EXERCISE >>
Apart from the images, the records below need to be copied exactly.

Dataset rows for apps and sites >>
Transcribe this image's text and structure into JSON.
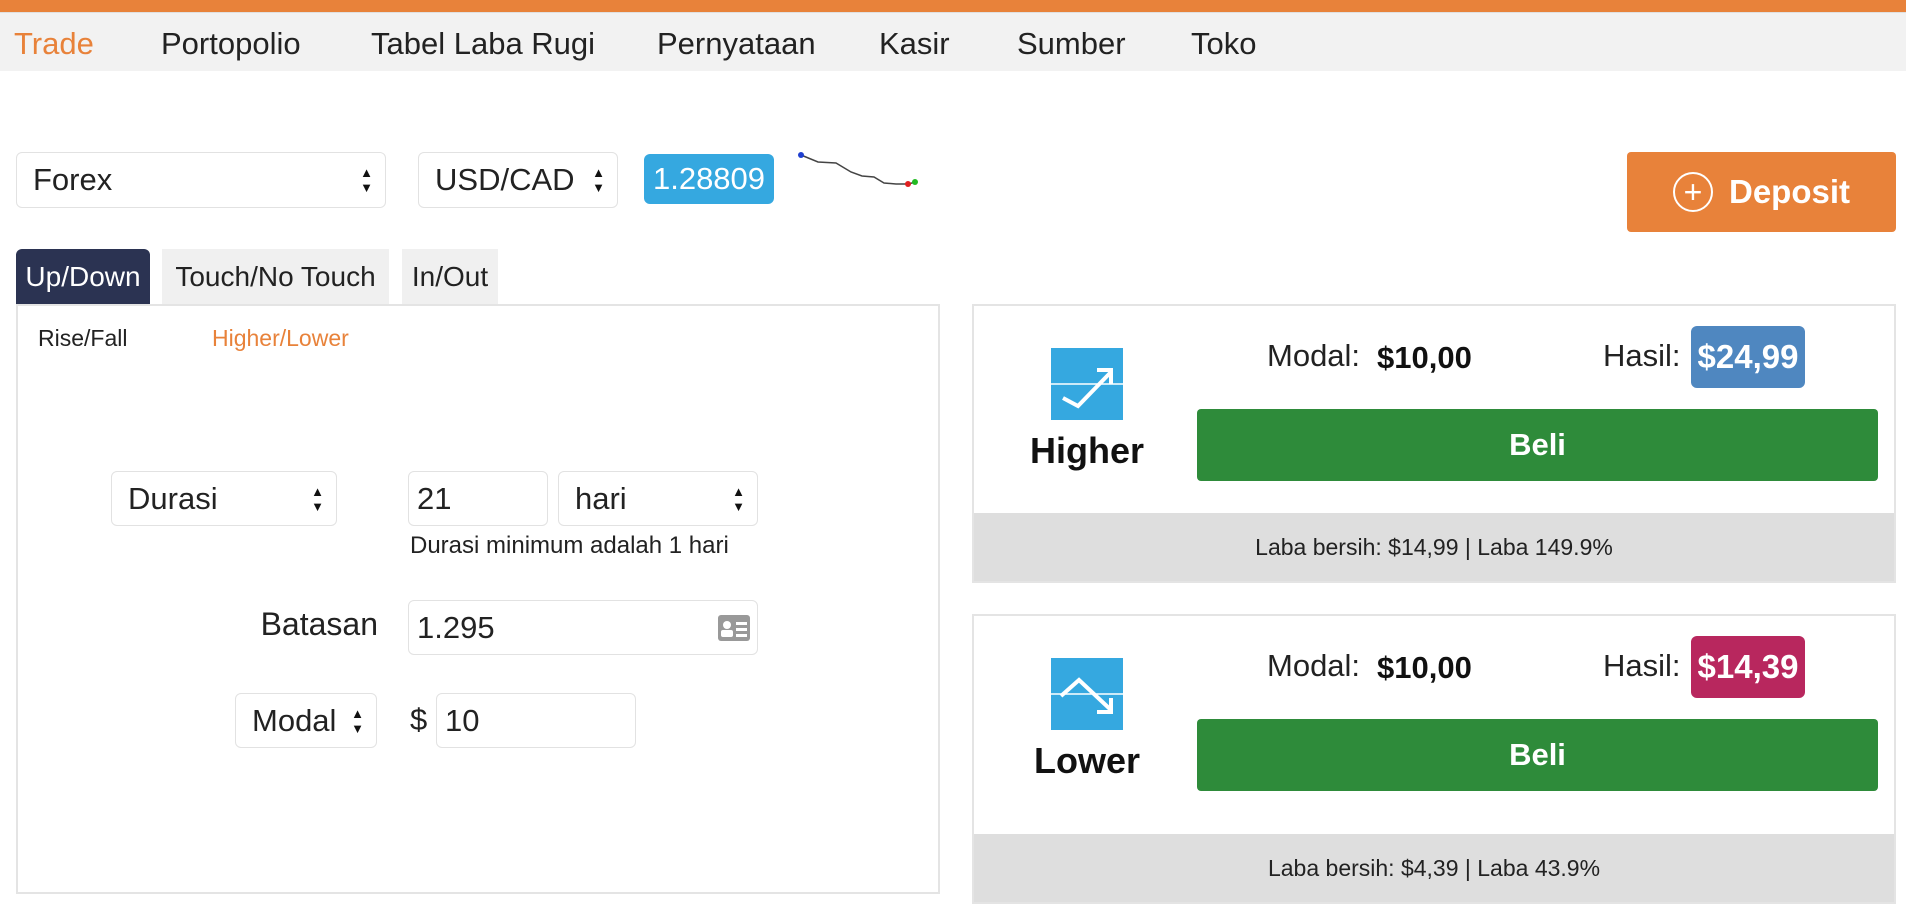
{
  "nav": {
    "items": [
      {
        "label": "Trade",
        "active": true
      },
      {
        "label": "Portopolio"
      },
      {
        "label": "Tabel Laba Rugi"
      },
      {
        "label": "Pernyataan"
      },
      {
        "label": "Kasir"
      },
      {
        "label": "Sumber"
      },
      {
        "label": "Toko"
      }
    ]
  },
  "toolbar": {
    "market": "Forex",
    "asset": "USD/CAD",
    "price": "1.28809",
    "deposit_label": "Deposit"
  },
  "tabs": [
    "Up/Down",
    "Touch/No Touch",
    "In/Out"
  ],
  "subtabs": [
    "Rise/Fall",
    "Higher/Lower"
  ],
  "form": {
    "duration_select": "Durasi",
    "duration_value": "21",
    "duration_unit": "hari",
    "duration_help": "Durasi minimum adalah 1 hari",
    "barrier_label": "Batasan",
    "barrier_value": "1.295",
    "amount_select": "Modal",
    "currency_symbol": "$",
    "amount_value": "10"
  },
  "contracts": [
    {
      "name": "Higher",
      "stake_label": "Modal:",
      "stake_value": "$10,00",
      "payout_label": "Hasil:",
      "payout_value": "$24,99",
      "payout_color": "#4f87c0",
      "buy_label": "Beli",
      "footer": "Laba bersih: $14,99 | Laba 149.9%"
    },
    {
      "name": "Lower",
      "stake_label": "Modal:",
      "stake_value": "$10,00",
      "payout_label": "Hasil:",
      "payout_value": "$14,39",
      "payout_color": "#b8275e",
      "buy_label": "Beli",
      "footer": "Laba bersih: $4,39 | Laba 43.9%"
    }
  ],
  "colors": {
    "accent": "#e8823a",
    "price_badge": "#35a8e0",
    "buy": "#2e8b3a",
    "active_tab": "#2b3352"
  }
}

ANSWER TO THIS PROBLEM >>
Transcribe this image's text and structure into JSON.
{
  "nav": {
    "items": [
      {
        "label": "Trade",
        "active": true
      },
      {
        "label": "Portopolio"
      },
      {
        "label": "Tabel Laba Rugi"
      },
      {
        "label": "Pernyataan"
      },
      {
        "label": "Kasir"
      },
      {
        "label": "Sumber"
      },
      {
        "label": "Toko"
      }
    ]
  },
  "toolbar": {
    "market": "Forex",
    "asset": "USD/CAD",
    "price": "1.28809",
    "deposit_label": "Deposit"
  },
  "tabs": [
    "Up/Down",
    "Touch/No Touch",
    "In/Out"
  ],
  "subtabs": [
    "Rise/Fall",
    "Higher/Lower"
  ],
  "form": {
    "duration_select": "Durasi",
    "duration_value": "21",
    "duration_unit": "hari",
    "duration_help": "Durasi minimum adalah 1 hari",
    "barrier_label": "Batasan",
    "barrier_value": "1.295",
    "amount_select": "Modal",
    "currency_symbol": "$",
    "amount_value": "10"
  },
  "contracts": [
    {
      "name": "Higher",
      "stake_label": "Modal:",
      "stake_value": "$10,00",
      "payout_label": "Hasil:",
      "payout_value": "$24,99",
      "payout_color": "#4f87c0",
      "buy_label": "Beli",
      "footer": "Laba bersih: $14,99 | Laba 149.9%"
    },
    {
      "name": "Lower",
      "stake_label": "Modal:",
      "stake_value": "$10,00",
      "payout_label": "Hasil:",
      "payout_value": "$14,39",
      "payout_color": "#b8275e",
      "buy_label": "Beli",
      "footer": "Laba bersih: $4,39 | Laba 43.9%"
    }
  ],
  "colors": {
    "accent": "#e8823a",
    "price_badge": "#35a8e0",
    "buy": "#2e8b3a",
    "active_tab": "#2b3352"
  }
}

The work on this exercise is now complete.